Recently, I conducted a twitter (sorry, ‘X’) poll on my personal Moxi account, asking people if they actually knew what a Cover Supervisor was!

I was prompted to ask this, on the face of it, seemingly fatuous question, following a recent focus group I had hosted one with my colleagues, EdStart Schools’ Executive Headteacher Kevin Buchanan, where the school leaders in attendance were bemoaning the lack of adequately trained Cover Supervisors, equipped with the necessary skills and experience to make a tangible difference in their classrooms.

My poll discovered that over 60% of respondents were not actually aware of the role a Cover Supervisor performs in a school, with a more in-depth company polling project – stretching across Instagram, Facebook and LinkedIn – revealing a near half-and-half split between those familiar with the work of Cover Supervisors and those, more or less, totally oblivious to the significant benefits cover supervision brings to both mainstream and alternative provisions.

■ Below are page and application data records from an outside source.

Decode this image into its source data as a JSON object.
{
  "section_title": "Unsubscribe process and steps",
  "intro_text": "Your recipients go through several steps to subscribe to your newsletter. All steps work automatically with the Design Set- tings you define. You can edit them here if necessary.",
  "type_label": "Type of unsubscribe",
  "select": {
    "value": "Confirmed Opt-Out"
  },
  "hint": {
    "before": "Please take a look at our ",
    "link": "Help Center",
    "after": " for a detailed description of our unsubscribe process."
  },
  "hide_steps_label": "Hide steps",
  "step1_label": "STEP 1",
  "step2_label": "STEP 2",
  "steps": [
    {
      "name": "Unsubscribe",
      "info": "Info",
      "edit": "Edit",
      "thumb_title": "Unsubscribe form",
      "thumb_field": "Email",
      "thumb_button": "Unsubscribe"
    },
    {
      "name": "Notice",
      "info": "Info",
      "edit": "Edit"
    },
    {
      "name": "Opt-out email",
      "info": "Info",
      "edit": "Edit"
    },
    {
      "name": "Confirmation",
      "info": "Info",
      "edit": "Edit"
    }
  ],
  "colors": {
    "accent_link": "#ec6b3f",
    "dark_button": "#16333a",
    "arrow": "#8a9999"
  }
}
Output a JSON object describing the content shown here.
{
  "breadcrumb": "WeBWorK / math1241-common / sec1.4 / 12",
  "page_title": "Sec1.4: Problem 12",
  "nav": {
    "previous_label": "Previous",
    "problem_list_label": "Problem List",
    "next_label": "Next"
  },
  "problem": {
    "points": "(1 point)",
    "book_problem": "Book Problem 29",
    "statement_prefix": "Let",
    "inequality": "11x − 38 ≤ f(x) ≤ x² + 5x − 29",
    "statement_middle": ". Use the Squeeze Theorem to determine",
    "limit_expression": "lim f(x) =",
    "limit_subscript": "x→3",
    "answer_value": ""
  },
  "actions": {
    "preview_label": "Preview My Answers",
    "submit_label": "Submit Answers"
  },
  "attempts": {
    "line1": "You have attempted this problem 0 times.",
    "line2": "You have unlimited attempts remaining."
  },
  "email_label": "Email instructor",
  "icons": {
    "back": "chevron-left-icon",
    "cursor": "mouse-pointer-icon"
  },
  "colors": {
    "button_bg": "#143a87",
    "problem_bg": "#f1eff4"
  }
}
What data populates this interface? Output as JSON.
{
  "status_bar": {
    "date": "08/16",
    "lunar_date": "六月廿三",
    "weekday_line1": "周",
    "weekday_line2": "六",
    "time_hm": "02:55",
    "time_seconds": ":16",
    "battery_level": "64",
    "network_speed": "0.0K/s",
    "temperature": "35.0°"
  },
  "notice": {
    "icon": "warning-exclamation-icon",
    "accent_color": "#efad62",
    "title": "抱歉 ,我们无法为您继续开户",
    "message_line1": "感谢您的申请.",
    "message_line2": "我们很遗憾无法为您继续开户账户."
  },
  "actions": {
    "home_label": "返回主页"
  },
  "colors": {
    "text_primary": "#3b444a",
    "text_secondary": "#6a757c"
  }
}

So, what is a Cover Supervisor?

Cover supervisors are suitably trained members of staff who preside over pupils – and oversee their studies – whenever regular teaching staff are away from the classroom due to unavoidable circumstances, such as illness, course attendance or annual leave. The principal job of a Cover Supervisor is to manage the classroom – in a teacher’s absence – ensuring that everyone stays on task with the work they have been set, and that the needs of the relevant curriculum continue to be met.

What’s involved?

Cover supervision varies significantly, depending on whether the role is undertaken in a primary/ secondary school, or SEN/ alternative provision. Existing staff who are asked to perform cover supervisory roles should first be given the option of taking it on as a role in itself, or as part of another related role. The role of a Cover Supervisor should not usually require any active teaching, marking or planning.

Day-to-day tasks also include managing the behaviour of pupils whilst they are working in class, and maintaining a positive and productive learning environment; which, in the case of SEN and alternative provision settings, can present significant challenges. Particularly, if pupils have SEMH (Social, Emotional and Mental Health) issues that adversely affect their in-class behaviour.

Other routine duties for a cover supervisor include responding to questions from pupils regarding school processes and procedures, dealing swiftly and effectively with any immediate problems or emergencies and collecting completed work following a lesson, before returning it to an appropriate colleague for marking.

Usually, it also involves reporting back, as required, using the school’s agreed referral procedures on the behaviour of pupils during the class, as well as relaying specific details of any issues that may have arisen.

What are the requisite skills and experience?

Obviously, the ability to communicate well and interact clearly and positively with colleagues and pupils alike is an essential skill for a cover supervisor, as is a genuine rapport with young people of all backgrounds and abilities. Including those with special educational needs, students with autistic spectrum disorders and those with other neurodiverse conditions such as ADHD, dyslexia and dyspraxia.

Of course, a Cover Supervisor role is, by its very nature, perennially subject to change. So, a genuine ability to be flexible and adaptable in your approach to work is also crucial. In terms of experiences and qualifications, it is very much up to the individual schools and Local Authorities to set their own preferred entry requirements. Some may employ people purely on the basis of their previous experience and achievements, whilst others will seek to unearth new talent and hire on potential alone. With that being said, if you are being asked to cover an entire class, then you should be qualified to at least Level 3, with the clear expectation to be remunerated as such.

What are we hearing?

Some of the feedback we’ve received recently from our clients really highlights the challenges school leaders and heads face in this vital area. To paraphrase, many of the education professionals we speak to are all saying the same thing: ‘we struggle to recruit and retain cover supervisors. It’s seen as temporary, impermanent work, and not as a viable, long-term career.

How can we help?

Moxi Recruitment is made by educators for educators. Our team have worked in schools as teachers, headteachers and in executive and leadership roles. This gives us the experience, knowledge and capacity to devise and implement bespoke training programmes tailored to specific roles, such as Cover Supervisor.

Working in a school in this vital role is, in actual fact, the perfect way to ‘try out’ the role of a teacher, before committing to teacher training. What’s more, we can offer fully tailored support to schools with regard to drafting and executing career development plans, as well as opening clear routes to career progression for their existing workforce, in order for them to carry on retaining staff.

It’s all part of the Moxi difference. Discover it for yourself. Call me today on 0300 303 4414, email or visit our ‘Contact’ page and send us a message. We will always try and support you in the best way we possibly can. Whether that be through new career opportunities, training or CPD!